Cancer cachexia (CC) is common in advanced cancer and is accompanied by negative effects on health-related quality of life (HRQOL). However, methods to identify the impact of CC on HRQOL are limited. Single questionnaire items may provide insight on the effect of CC on HRQOL. Specifically, the use of “feeling of wellbeing” (FWB) on the Edmonton Symptom Assessment System (ESAS) questionnaire and the Distress Thermometer (DT) have been explored. Future research should validate both multidimensional and single-item tools to measure HRQOL in patients at different stages of CC. Improvement of HRQOL via appetite stimulation, may be achieved through a multi-disciplinary approach, which includes cannabinoid therapy.
The endocannabinoid system is a complex and nearly ubiquitous network of endogenous ligands, enzymes, and receptors that can also be stimulated by exogenous compounds such as those derived from the marijuana plant, Cannabis sativa. This review seeks to summarize the current, and rapidly expanding field of research on the broad potential uses of cannabinoids in inflammatory and neoplastic diseases of the skin.
Tired of politicians dodging the debate on the legalization and normalization of cannabis in all its forms – from recreational and medical to the embrace of hemp as an alternative to manmade materials that harm the planet? Then perhaps it’s time for a Citizens’ Assembly…

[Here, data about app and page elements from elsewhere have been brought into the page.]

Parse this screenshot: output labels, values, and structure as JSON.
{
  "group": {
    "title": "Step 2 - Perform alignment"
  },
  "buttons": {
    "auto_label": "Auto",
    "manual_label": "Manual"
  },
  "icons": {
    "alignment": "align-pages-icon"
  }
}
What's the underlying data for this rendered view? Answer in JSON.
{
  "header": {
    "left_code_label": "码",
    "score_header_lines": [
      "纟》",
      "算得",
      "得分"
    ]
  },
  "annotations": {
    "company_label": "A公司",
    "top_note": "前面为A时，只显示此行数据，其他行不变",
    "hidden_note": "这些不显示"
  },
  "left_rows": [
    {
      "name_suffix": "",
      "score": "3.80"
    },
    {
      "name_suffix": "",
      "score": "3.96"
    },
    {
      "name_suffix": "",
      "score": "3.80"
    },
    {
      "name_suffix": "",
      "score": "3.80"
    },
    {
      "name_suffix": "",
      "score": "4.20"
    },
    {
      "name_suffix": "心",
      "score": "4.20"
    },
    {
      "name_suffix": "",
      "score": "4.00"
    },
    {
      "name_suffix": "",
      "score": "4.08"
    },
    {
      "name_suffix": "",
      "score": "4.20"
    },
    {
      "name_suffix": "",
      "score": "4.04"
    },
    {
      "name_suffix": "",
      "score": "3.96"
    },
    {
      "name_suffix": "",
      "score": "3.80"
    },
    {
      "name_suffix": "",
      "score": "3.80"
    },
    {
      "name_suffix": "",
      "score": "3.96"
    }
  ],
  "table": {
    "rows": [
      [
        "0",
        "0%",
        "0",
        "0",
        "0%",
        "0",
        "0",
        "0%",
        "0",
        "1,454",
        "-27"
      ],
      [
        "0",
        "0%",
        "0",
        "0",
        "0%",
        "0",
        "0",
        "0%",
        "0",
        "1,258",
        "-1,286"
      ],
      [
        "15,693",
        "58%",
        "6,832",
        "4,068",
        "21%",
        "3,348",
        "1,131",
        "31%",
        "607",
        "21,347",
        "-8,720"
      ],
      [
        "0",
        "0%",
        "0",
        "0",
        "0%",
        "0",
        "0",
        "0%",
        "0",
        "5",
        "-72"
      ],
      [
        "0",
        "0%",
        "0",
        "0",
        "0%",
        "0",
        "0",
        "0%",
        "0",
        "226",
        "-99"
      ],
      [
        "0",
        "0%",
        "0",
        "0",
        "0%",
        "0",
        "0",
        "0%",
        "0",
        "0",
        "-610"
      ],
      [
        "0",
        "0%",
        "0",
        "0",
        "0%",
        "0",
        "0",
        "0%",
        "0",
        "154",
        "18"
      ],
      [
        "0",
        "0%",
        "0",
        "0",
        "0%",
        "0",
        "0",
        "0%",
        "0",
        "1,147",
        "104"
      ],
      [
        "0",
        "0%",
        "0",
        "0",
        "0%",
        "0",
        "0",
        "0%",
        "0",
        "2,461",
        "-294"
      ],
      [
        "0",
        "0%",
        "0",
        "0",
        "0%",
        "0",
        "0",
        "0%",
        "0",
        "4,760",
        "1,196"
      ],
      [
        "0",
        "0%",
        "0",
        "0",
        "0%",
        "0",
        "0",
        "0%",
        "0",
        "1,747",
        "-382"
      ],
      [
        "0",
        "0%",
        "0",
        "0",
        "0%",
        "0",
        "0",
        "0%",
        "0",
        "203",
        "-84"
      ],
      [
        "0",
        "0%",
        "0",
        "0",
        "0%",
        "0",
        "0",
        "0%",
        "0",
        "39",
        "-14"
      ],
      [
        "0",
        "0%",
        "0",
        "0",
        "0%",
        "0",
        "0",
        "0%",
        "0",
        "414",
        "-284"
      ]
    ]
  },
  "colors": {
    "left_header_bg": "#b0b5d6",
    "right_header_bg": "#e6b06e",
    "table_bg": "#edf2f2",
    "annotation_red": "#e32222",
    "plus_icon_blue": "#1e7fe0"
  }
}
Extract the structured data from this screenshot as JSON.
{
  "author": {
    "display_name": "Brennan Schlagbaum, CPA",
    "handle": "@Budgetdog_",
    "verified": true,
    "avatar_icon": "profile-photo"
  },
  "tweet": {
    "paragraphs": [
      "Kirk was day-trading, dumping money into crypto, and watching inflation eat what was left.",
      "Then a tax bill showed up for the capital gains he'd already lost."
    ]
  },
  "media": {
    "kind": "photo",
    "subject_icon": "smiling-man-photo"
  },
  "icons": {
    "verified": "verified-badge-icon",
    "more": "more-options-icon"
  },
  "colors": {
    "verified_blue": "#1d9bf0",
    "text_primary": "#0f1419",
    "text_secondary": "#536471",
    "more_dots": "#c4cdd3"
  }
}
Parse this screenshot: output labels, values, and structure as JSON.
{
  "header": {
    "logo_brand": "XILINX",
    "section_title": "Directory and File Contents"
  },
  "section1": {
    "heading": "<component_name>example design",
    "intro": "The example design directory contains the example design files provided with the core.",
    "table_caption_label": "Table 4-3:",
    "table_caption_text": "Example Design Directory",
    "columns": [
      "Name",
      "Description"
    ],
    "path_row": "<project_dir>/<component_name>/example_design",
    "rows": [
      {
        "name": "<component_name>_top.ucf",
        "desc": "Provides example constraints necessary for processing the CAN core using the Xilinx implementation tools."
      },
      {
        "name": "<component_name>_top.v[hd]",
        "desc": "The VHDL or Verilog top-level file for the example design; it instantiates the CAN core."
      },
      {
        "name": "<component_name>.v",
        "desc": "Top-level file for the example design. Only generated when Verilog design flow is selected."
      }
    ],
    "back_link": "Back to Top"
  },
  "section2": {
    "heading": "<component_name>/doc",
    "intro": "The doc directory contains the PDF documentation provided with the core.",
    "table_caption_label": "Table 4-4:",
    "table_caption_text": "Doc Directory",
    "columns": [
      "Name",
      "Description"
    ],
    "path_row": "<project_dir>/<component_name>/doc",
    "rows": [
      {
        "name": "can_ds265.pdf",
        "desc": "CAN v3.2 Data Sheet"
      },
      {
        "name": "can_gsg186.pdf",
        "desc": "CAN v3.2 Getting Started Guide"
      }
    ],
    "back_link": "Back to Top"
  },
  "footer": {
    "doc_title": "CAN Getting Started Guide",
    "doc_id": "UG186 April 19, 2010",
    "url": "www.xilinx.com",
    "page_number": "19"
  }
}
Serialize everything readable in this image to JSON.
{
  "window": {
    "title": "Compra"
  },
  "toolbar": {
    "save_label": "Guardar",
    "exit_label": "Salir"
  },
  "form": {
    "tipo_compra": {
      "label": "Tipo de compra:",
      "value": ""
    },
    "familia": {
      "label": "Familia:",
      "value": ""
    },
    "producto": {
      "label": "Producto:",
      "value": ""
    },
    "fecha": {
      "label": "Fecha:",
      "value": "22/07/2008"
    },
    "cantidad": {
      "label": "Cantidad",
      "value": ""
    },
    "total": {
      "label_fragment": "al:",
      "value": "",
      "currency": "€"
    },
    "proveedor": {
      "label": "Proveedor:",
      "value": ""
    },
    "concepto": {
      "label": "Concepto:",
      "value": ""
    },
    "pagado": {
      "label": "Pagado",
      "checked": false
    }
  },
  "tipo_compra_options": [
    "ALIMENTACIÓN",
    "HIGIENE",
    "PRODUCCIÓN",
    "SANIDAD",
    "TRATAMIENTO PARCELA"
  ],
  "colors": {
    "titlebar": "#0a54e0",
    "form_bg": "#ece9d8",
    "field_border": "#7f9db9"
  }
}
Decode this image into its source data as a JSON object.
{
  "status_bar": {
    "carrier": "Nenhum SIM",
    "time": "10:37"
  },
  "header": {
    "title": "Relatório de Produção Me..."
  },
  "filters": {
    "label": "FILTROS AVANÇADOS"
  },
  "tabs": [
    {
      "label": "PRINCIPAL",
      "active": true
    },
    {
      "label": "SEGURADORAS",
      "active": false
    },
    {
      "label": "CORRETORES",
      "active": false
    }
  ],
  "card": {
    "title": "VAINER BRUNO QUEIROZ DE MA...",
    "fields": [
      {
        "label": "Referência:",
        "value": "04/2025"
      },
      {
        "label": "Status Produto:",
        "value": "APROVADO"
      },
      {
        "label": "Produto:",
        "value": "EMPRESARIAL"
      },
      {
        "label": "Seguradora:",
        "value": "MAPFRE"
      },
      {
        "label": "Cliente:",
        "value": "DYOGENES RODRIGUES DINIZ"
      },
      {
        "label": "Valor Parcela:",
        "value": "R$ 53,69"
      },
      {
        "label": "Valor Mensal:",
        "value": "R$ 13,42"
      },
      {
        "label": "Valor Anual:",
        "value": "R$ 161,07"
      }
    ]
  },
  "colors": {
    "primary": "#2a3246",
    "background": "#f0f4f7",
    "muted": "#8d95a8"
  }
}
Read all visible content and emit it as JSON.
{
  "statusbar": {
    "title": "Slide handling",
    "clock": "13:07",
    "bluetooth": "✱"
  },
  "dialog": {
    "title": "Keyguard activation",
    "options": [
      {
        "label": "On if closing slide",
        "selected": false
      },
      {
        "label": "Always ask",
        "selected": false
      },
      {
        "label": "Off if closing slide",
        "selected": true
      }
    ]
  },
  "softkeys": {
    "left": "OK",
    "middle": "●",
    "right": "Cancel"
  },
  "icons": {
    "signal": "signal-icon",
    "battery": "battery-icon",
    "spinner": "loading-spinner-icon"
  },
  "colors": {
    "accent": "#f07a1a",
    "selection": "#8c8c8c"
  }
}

Cannabis for cancer – illusion or the tip of an iceberg: a review of the evidence for the use of Cannabis and synthetic cannabinoids in oncology
A flowering plant of variegated ingredients and psychoactive qualities, Cannabis has long been used for medicinal and recreational purposes. Regulatory approvals have been gained across a broad range of palliative and therapeutic indications, and in some cases, included in standard treatment guidelines. Sufficient evidence supports the use of Cannabis for palliative indications in oncology; however, patients should be carefully selected, guided and followed. Promising research suggests the potent antineoplastic activity, but more data must be accrued before conclusions can be drawn.
According to an article from Business Insider, the marijuana business in the United States is a booming business. In fact, the industry saw $52 billion in sales in 2016 and experienced a 76% increase in cannabis jobs for 2019. It simply goes to show that the cannabis business is booming nationwide. The industry is estimated to have an impact of $77 billion to the US economy by 2022.
Interest in the medicinal use of cannabis and cannabinoids is mounting worldwide. Fueled by enthusiastic media coverage, patients perceive cannabinoids as a natural remedy for many symptoms. Cannabinoid use is of particular interest for older individuals who may experience symptoms such as chronic pain, sleep disturbance, cancer-related symptoms and mood disorders, all of which are often poorly controlled by current drug treatments that may also incur medication-induced side effects
Oncology Clinicians and the Minnesota Medical Cannabis Program: A Survey on Medical Cannabis Practice Patterns, Barriers to Enrollment, and Educational Needs
Medical cannabis has been available in the State of Minnesota since July 2015 through the Minnesota Medical Cannabis Program (MMCP). Our study aimed to delineate oncology providers’ views on medical cannabis, identify barriers to patient enrollment, and assess clinicians’ interest in a clinical trial of medical cannabis in patients with stage IV cancer. Although support for cannabis use in the cancer setting is growing, significant barriers remain. This study illustrates a clear need to give clinicians both data and education to guide their discussions about the benefits, risks, and cost considerations of using medical cannabis for cancer-related symptoms.
Cannabinoids have demonstrated utility in the management of cancer, obesity, and neurologic disease. More recently, their immunosuppressive and anti-inflammatory properties have been identified for the treatment of several dermatologic conditions. This review thus assesses the therapeutic potential of phytocannabinoids, endoocannabinoids, and chemically synthetic cannabinoids in the management of cutaneous disease.
Impact of Medical Marijuana Legalization on Opioid Use, Chronic Opioid Use, and High-risk Opioid Use
To determine the association of medical marijuana legalization with prescription opioid utilization. In states where marijuana is available through medical channels, a modestly lower rate of opioid and high-risk opioid prescribing was observed. Policy makers could consider medical marijuana legalization as a tool that may modestly reduce chronic and high-risk opioid use. However, further research assessing risk versus benefits of medical marijuana legalization and head to head comparisons of marijuana versus opioids for pain management is required.
Menopause is an inevitable phase in every woman’ life. A myriad of undesirable symptoms characterizes the hallmarks of this duration. They include hot flushes and vagina dryness, night sweats, insomnia, nausea, loss of appetite, anxiety, irritability, and low libido, among others. According to studies, most women undergo menopause during their 40s and 50s with 51 being the modern age when menopause kicks in. The period also occurs in three phases that include pre-menopause, menopause, and post-menopause.